* _Data records for software interfaces_
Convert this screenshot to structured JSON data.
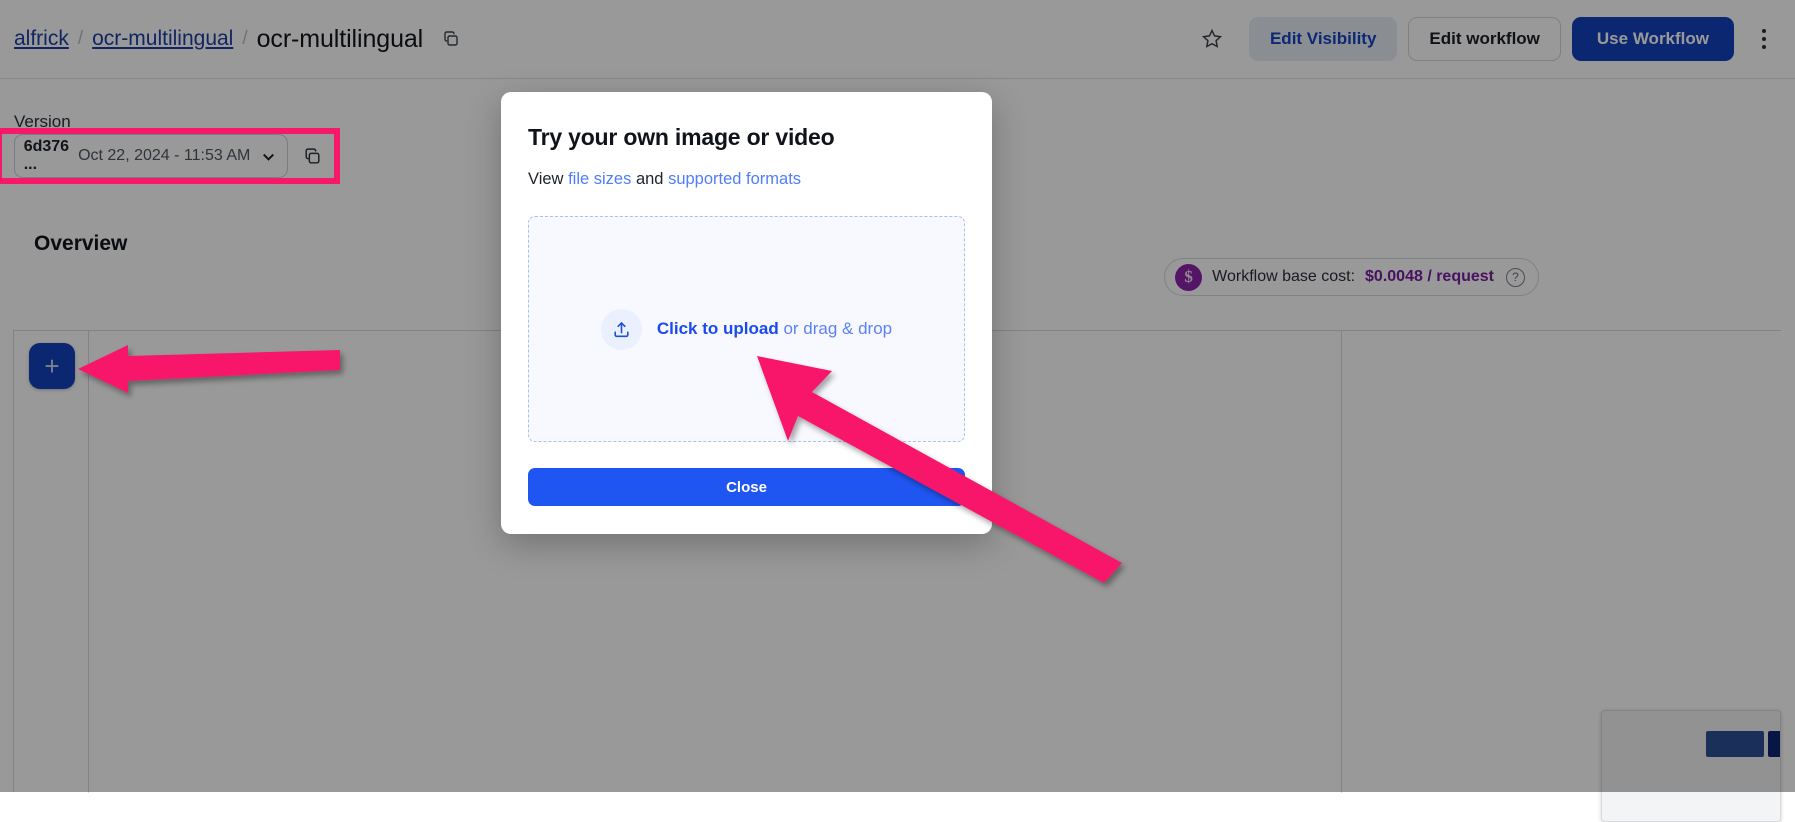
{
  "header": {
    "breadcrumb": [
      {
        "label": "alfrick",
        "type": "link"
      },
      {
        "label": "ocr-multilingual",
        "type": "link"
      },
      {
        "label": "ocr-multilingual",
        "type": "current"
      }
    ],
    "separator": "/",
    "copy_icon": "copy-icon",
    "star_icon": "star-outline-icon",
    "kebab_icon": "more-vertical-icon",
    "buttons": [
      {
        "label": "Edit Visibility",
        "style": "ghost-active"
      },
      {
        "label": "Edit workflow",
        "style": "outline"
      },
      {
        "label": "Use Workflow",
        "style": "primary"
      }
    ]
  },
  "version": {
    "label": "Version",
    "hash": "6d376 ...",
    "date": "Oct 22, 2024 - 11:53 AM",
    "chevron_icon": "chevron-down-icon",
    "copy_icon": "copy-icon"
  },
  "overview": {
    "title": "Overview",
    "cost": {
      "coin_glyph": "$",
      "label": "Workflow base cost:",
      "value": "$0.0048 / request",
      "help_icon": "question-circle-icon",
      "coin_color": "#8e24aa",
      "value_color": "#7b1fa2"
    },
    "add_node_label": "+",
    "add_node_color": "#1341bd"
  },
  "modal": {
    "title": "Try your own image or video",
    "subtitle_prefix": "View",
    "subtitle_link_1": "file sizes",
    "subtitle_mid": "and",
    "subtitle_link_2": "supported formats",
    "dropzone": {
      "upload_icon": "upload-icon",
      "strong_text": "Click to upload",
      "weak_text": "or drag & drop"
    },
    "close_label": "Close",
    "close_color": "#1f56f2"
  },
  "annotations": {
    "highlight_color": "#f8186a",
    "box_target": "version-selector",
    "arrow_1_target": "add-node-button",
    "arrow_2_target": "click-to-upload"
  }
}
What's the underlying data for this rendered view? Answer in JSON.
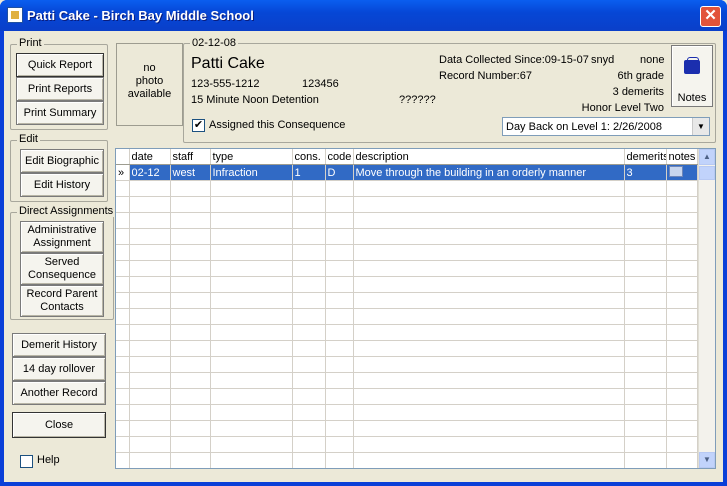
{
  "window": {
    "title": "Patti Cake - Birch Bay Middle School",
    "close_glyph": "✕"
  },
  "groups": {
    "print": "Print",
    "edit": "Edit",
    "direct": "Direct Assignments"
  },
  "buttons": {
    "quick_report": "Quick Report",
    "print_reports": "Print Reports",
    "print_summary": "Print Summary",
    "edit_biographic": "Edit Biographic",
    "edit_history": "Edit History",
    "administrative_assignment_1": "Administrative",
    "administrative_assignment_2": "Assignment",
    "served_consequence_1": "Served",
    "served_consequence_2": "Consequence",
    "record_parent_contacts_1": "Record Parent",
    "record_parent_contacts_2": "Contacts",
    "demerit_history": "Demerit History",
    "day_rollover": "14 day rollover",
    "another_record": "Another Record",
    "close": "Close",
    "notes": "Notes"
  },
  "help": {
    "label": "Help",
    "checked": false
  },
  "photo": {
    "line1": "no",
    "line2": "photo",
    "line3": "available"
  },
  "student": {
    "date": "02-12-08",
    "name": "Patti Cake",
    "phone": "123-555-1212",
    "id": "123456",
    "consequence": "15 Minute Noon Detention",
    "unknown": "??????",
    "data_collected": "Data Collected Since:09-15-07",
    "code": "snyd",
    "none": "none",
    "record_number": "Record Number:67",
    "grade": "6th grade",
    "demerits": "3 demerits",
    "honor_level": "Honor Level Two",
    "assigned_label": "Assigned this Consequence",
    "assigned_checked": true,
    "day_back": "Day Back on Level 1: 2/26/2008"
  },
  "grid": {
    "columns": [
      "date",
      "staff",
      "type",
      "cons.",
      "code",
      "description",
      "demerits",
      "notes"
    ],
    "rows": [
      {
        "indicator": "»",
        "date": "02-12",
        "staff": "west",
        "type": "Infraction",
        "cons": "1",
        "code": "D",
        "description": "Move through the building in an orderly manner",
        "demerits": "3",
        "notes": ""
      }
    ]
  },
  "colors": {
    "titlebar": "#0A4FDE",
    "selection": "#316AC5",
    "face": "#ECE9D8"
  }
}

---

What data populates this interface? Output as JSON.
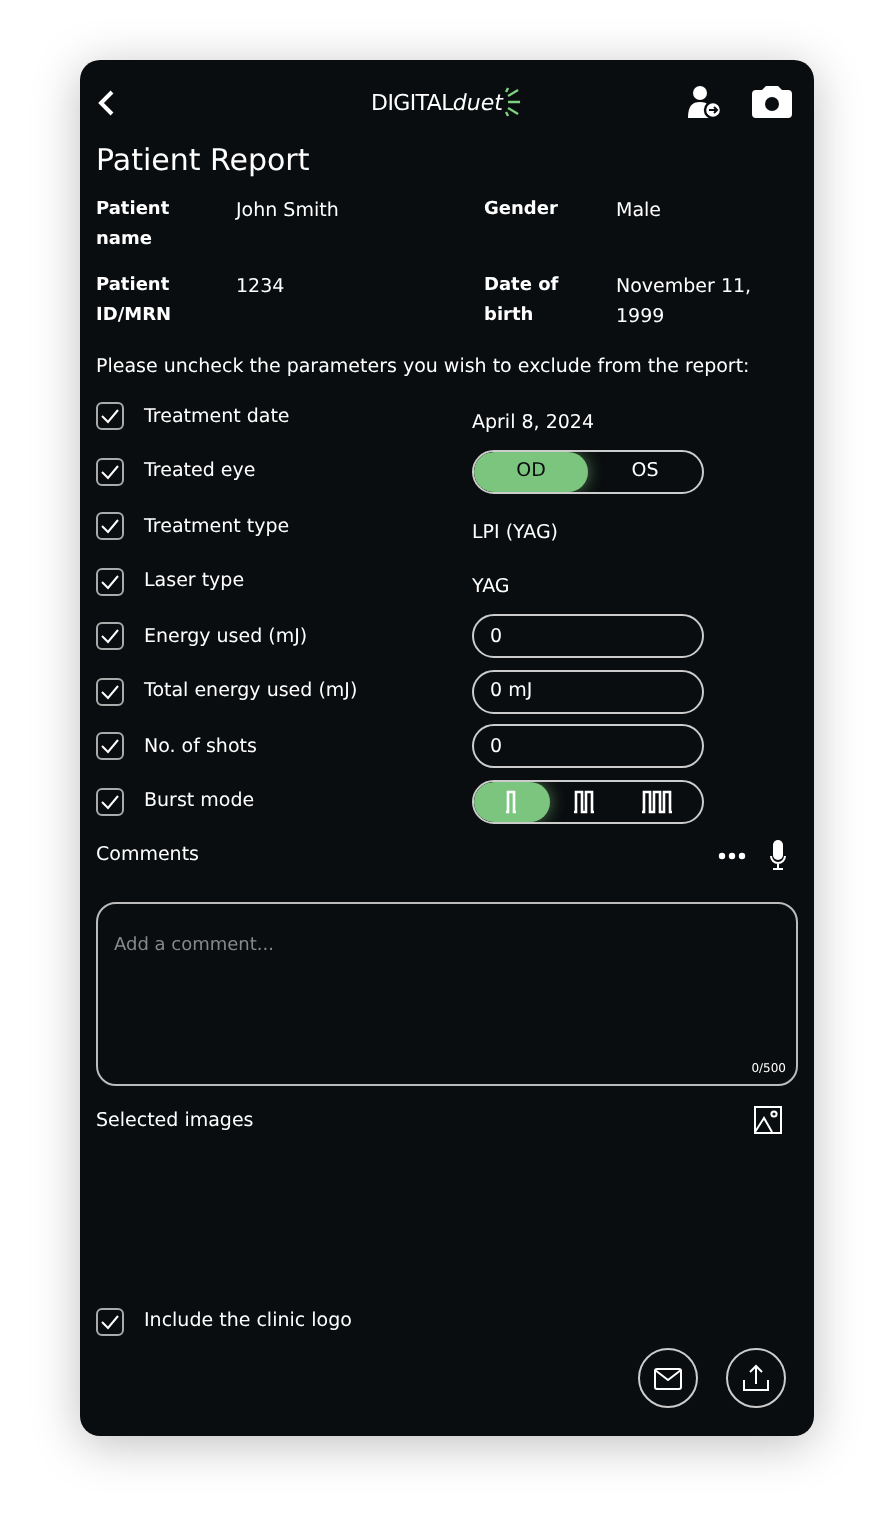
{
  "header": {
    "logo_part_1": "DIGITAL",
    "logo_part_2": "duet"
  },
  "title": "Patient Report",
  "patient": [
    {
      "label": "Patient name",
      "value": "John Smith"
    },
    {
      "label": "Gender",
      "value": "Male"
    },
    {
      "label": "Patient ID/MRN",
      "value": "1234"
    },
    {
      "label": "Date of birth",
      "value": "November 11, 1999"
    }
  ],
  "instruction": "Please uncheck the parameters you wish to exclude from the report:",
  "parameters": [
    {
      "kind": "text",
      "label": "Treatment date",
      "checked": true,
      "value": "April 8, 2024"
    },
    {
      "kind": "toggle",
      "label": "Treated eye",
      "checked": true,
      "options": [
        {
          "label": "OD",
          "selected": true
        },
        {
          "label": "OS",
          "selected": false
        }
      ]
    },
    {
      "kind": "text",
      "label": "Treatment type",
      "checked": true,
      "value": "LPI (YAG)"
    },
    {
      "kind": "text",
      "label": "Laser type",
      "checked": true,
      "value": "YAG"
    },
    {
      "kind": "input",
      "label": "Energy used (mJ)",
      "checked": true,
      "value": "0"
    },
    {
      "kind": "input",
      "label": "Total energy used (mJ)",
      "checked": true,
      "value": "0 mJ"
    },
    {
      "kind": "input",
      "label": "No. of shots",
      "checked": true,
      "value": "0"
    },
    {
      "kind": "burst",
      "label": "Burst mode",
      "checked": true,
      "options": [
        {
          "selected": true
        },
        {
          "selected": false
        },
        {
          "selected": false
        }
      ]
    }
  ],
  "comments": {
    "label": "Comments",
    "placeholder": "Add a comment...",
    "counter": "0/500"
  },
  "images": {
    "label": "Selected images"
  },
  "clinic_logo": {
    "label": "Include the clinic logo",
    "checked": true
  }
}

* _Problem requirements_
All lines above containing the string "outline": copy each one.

* _Your response_
    "star_icon": "star-outline-icon",
        "style": "outline"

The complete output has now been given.